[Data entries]
* * * * * * *

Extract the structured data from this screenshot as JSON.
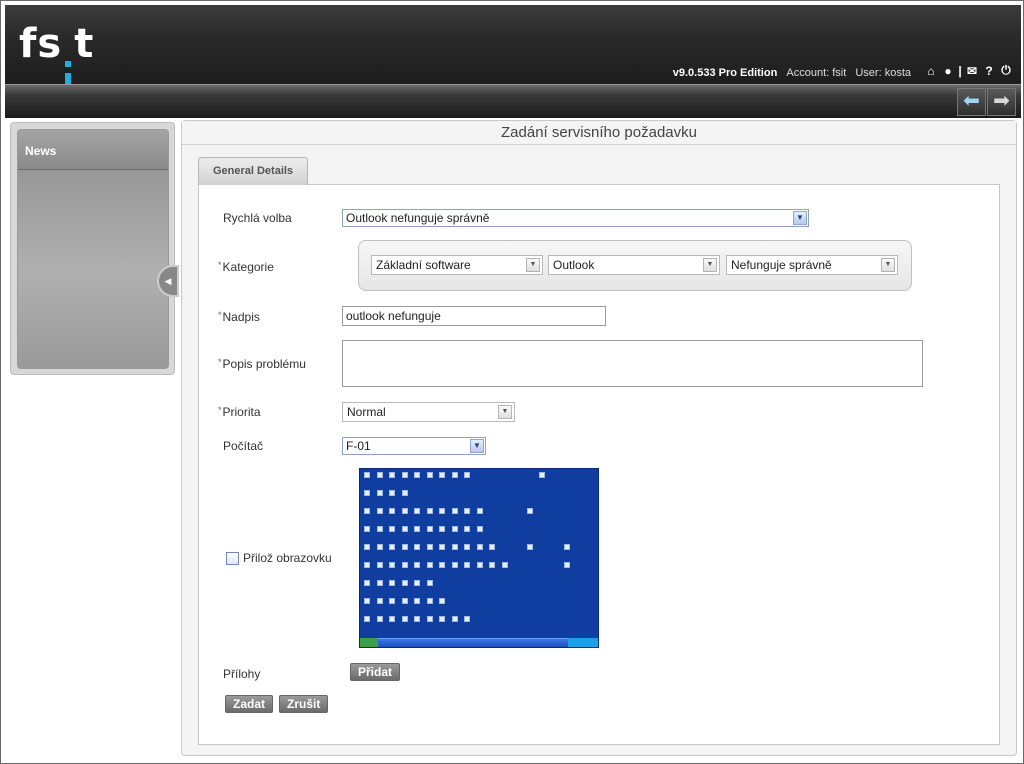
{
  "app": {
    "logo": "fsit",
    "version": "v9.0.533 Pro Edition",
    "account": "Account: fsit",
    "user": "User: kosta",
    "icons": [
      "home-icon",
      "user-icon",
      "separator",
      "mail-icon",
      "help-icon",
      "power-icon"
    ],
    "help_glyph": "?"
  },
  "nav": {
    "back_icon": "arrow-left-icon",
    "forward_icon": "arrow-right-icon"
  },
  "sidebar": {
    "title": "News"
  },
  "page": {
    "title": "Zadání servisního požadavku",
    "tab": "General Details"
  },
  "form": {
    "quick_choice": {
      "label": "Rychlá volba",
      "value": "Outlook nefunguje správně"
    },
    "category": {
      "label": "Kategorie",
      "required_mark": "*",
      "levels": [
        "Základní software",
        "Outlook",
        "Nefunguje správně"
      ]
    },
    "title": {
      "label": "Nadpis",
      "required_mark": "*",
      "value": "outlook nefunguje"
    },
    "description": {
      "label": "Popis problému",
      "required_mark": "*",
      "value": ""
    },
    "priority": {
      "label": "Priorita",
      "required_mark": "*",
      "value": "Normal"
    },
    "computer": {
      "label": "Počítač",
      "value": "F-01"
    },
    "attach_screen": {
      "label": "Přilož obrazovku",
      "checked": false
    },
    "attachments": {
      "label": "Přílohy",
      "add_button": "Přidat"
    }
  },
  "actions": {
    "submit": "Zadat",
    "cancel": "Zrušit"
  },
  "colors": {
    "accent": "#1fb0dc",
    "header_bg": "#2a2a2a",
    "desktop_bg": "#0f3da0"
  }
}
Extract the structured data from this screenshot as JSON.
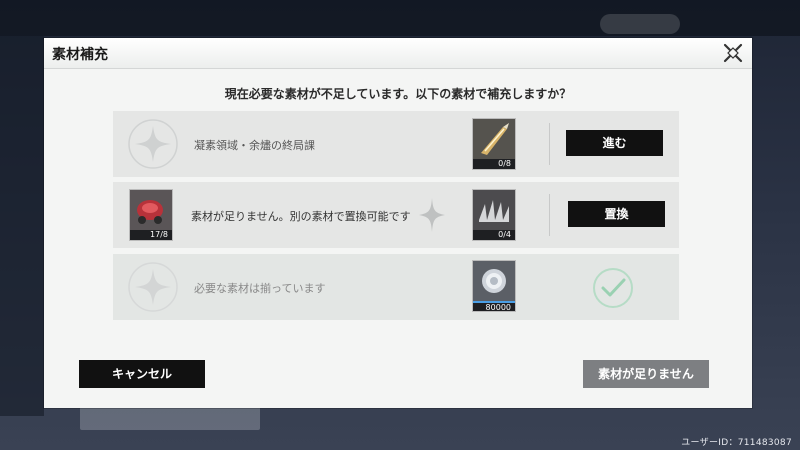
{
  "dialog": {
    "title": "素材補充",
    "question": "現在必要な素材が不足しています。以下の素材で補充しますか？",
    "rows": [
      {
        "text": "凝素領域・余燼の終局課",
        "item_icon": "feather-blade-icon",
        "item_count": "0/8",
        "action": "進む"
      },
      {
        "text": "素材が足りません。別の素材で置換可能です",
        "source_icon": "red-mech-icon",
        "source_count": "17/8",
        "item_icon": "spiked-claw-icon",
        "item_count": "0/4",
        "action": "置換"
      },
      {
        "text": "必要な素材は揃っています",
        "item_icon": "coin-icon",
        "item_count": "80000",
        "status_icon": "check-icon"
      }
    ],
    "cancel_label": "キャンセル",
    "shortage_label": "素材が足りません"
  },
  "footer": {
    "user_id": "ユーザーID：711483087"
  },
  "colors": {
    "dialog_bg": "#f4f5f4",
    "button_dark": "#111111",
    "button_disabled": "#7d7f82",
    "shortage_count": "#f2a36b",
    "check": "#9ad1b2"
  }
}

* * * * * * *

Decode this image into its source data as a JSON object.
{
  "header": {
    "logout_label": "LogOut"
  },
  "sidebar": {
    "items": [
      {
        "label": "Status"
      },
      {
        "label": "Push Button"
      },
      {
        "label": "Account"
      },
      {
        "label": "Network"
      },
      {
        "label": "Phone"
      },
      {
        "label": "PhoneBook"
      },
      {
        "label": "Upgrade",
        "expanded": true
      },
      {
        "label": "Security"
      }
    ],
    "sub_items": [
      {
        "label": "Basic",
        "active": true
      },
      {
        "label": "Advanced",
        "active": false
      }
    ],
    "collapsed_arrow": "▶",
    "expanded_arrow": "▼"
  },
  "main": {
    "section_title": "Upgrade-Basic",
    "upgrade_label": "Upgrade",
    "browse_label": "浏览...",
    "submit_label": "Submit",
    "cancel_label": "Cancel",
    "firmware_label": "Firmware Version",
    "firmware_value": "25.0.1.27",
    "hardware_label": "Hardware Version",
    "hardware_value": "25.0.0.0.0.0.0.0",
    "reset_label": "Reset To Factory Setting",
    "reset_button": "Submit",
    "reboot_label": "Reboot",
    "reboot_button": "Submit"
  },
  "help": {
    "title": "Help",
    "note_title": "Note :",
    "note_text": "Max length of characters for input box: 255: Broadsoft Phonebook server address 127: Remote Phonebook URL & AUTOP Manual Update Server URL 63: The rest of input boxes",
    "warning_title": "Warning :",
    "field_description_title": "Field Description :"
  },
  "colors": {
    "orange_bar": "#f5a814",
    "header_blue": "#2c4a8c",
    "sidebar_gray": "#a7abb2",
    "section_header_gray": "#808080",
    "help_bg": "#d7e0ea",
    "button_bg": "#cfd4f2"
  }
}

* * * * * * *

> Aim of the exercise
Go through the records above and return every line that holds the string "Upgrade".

> Exercise solution
        "label": "Upgrade",
    "section_title": "Upgrade-Basic",
    "upgrade_label": "Upgrade",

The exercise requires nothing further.